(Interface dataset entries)
Start of Block
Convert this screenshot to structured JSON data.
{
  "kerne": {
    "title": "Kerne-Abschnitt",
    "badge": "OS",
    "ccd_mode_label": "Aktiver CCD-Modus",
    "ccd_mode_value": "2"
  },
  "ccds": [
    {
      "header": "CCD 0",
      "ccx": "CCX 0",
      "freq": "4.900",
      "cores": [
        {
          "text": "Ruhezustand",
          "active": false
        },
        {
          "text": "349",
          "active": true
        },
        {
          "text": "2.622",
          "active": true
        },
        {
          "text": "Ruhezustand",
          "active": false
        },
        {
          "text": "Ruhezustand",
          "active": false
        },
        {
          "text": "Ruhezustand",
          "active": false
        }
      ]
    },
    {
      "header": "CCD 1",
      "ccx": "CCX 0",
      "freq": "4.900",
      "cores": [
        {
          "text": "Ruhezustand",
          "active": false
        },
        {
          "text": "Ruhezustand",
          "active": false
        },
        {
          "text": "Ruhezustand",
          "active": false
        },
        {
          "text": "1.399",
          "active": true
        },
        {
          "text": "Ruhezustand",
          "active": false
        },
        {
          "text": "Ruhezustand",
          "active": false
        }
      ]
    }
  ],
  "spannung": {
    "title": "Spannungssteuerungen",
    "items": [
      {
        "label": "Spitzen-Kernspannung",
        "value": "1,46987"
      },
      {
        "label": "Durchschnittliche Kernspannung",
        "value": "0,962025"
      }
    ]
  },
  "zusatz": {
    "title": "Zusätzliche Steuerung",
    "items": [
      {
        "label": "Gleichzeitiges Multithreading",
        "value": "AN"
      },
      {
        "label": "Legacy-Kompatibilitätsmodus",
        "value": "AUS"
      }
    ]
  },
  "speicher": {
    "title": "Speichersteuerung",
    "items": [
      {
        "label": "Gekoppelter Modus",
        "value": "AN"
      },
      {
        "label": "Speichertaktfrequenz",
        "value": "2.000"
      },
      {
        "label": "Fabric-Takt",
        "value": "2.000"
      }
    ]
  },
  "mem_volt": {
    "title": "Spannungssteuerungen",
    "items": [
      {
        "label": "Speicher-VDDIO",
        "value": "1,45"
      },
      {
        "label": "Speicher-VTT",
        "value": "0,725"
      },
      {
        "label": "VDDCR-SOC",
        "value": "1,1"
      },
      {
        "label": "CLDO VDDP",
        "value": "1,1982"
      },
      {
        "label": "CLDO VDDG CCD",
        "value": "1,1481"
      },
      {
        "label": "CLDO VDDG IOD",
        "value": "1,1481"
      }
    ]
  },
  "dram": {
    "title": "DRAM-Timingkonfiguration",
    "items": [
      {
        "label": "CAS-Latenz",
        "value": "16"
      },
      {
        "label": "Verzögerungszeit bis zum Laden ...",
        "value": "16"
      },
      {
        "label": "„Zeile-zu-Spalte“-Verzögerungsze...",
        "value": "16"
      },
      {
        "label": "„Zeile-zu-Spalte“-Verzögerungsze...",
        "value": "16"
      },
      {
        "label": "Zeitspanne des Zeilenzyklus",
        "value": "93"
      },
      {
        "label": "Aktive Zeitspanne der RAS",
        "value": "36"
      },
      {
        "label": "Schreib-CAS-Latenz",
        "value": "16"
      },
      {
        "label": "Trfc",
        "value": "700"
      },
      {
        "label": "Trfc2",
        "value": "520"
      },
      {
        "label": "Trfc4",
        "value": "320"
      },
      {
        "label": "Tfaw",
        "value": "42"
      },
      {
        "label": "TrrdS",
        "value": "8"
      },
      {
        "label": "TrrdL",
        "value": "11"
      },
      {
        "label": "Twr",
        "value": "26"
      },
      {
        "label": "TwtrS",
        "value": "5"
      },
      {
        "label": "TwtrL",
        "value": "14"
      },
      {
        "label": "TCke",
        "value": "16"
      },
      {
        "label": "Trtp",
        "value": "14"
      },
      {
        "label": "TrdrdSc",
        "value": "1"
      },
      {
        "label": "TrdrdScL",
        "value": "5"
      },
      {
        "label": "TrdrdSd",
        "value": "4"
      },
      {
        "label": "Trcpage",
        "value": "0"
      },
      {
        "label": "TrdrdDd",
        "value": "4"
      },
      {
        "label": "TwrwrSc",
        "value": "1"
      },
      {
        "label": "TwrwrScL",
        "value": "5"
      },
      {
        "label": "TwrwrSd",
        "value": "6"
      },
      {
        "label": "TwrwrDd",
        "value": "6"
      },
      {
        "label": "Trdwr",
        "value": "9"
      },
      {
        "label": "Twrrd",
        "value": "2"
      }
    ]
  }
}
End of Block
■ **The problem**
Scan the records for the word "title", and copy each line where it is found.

■ **Exercise result**
    "title": "Kerne-Abschnitt",
    "title": "Spannungssteuerungen",
    "title": "Zusätzliche Steuerung",
    "title": "Speichersteuerung",
    "title": "Spannungssteuerungen",
    "title": "DRAM-Timingkonfiguration",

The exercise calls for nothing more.